One reason why it may not have worked in South Carolina was because the lgbt community, spearheaded in this fight by SC Equality, made sure to attack the "bathroom predator" myth head on. The organization Trans United of South Carolina also played a vital role in organizing opposition, assembling witnesses, and crafting the game plan to defeat Bright's bill. During a committee hearing, opponents of the bill vastly outnumbered supporters.  Witnesses speaking against the bill  included mayors of the city of Columbia, Greenwood, and Florence, US Attorney Bill Nettles, and former State Superintendent of Education Inez Tenenbaum.  And many of them refuted the notion of 'bathroom predators." It also didn't hurt matters that before testimony was even heard by committee, Richland County Sheriff Leon Lott called the bill unenforceable.

But the testimony many focused on was that of transgender teenagers who told the legislative committee that the bill would have a negative effect on them.

According to WISTV:

Grayson, 13, and Dex, 13, sat before Bright and his fellow committee members during Wednesday's hearing.
Grayson, a female-to-male transitioning teen, recounted his story of having to go to the nurse's bathroom to avoid having to answer questions about his identity.

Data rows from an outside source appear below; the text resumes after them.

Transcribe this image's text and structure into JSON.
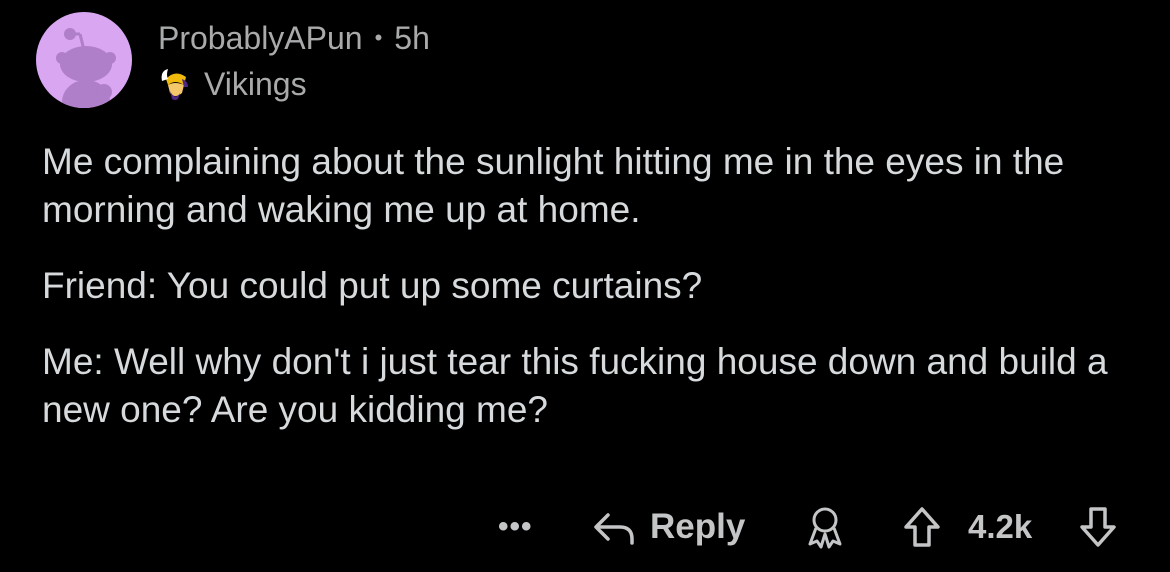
{
  "comment": {
    "author": "ProbablyAPun",
    "separator": "•",
    "age": "5h",
    "flair": {
      "text": "Vikings",
      "icon": "vikings-logo-icon"
    },
    "avatar": {
      "icon": "snoo-avatar-icon",
      "background": "#d9a6f2"
    },
    "paragraphs": [
      "Me complaining about the sunlight hitting me in the eyes in the morning and waking me up at home.",
      "Friend: You could put up some curtains?",
      "Me: Well why don't i just tear this fucking house down and build a new one? Are you kidding me?"
    ]
  },
  "actions": {
    "more_label": "•••",
    "reply_label": "Reply",
    "reply_icon": "reply-arrow-icon",
    "award_icon": "award-icon",
    "upvote_icon": "upvote-arrow-icon",
    "vote_count": "4.2k",
    "downvote_icon": "downvote-arrow-icon"
  },
  "colors": {
    "background": "#000000",
    "text": "#d7dadc",
    "muted": "#a8aaab",
    "avatar": "#d9a6f2"
  }
}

"All I want is to be able to use the men's restroom with the rest of my non-transgender peers, but this doesn't happen and it won't happen if this bill is passed," Grayson said. "The people introducing this bill are victimizing the innocent. When I enter a men's bathroom, I just want to use the facilities, wash my hands and leave. I do not deserve to have my gender identity washed away like a fingerprint on a windowpane. I do not deserve to have the person I am replaced by someone I don't want to be. I do not deserve to be forced to use a restroom where I do not feel safe."

Grayson also called out supporters of the bill, saying none of them understood what it was like to prove themselves and who they are constantly.

"We were brought into this world to live, not to be targeted by people who don't know what it's like to be born in a shell that doesn't match your interior spirit," Grayson said.

Meanwhile, others opposing the bill held a rally outside the State House.

With opposition having momentum and gaining more, Sen. Bright attempted to force the bill through committee via a secret polling vote and onto the State House. He was unsuccessful and today, according to GreenvilleOnline News,  Sen. Lourie, called him out on the Senate floor:

“There has not been a member of my caucus that has been polled,” he said. “You know and I know there is no bathroom bill. If you want to have a hearing, let’s have a hearing tomorrow and vote it up or down. The people of this state deserve that this vote not be taken in private, sir.”

At the time of this post, I was unable to reach any official with SC Equality, but I am sure that a congratulatory message is forthcoming.

My take is that it was a combination of luck and determination which killed the anti-lgbt bill. It was lucky that many in South Carolina saw how North Carolina was suffering a p.r. and economic backlash because of its bill and realized that the Palmetto State would be in for the same problems if Bright's bill had passed.

But that still does not take away from the fact that those who fought to defeat this bill deserve a lot of  credit for  refuting the "bathroom predator" instead of running away from it.

Most of all, SC's transgender community deserves a lot of praise. Instead of hiding, they spoke up for themselves in large numbers.

I think that's a lesson we all need to remember.

2 comments:

Erica Cook said...

There is one thing I think people need to stop saying. "I don't feel safe." They don't feel safe because they aren't safe. Simply saying one doesn't feel safe negates the fact that this feeling comes from real verifiable facts. We need to make it very clear that the men's room is where transgender women are being raped and killed.

Rachael McDougall said...

Wow - the FACT is that transgender women are raped and killed EVERYWHERE in this country - it is not the location - it is the mindset. We are citizens of the USA - and we are NOT children. We have the right to chose - and we do NOT need the government to "PROTECT" us. Interesting there is a sudden interest in doing so...
Call it what it is - backlash.